Financial ‘reform’: an empty shell
After almost eight years of putting up with an administration in Washington that 99 times out of 100 chooses style over substance – or, if you prefer, words over deeds – the financial regulatory “reform” proposal put forth by Treasury Secretary Henry Paulson fits right in.
The concerns raised by New Hampshire’s financial regulators in our story that begins on the front page of this issue are well noted. Beyond that, the Bush administration’s proposal reads more like one of those pork-laden Christmas tree bills of which Congress is so often fond. In other words, there’s something for everyone – and when we say “everyone,” we mean everyone in Mr. Paulson’s neighborhood – Wall Street, where he previously reigned as chairman of Goldman Sachs.

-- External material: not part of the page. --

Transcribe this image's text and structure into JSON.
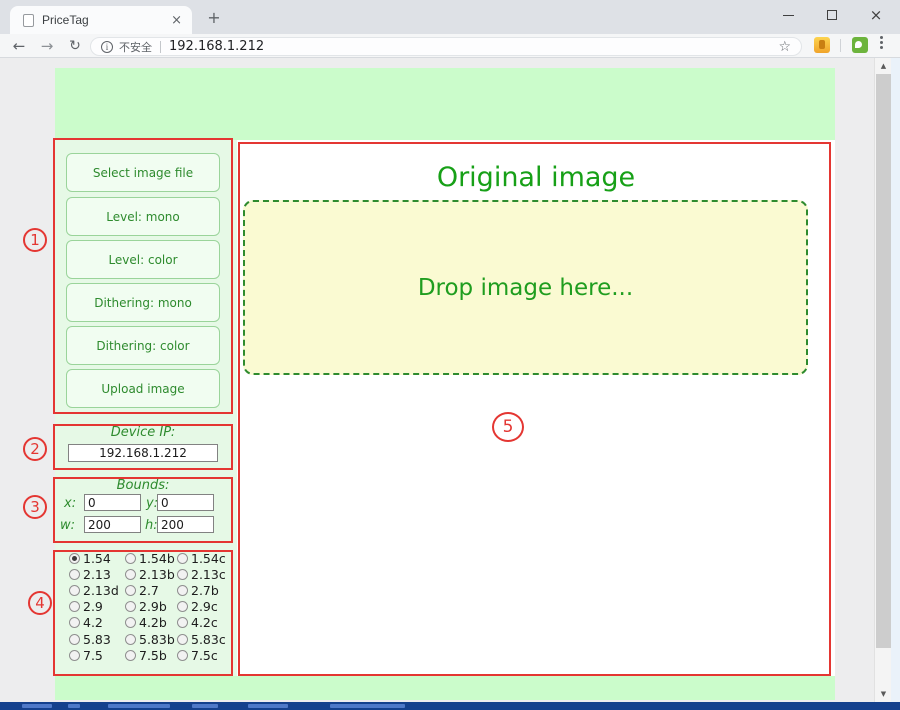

While many in the national media are dutifully referring to the Paulson proposal as a “sweeping overhaul” of our financial regulatory structure, what it really amounts to is a transparent attempt to further deregulate an industry that is sorely in need of being reined in. The subprime crisis and related greed-fueled schemes indulged in by banks and securities companies were in large part a result of an inadequate federal regulatory structure that — apparently by design over the last several years – was left toothless and essentially incapacitated. Federal regulators were unable and unwilling to restrain banks and securities companies, even as it became apparent that their spurious off-books operations and credit default swaps proved to be a house of cards.
Paulson’s proposal does little to address what’s needed: restrictions on the kind of risky, arcane investment schemes that got us where we are today; regulation of the bond-rating agencies, which currently are paid by the banks and securities companies to rate the instruments created by those companies; a federal government more willing to play an aggressive role in keeping greed from infesting our financial system; and an acknowledgement of and appreciation for the job that state financial regulators have been doing in protecting investors, especially when federal regulators have been regularly asleep at the switch.
In the end, the only thing “sweeping” about the Paulson proposal is its eagerness to hide the causes of the current financial crisis under the rug.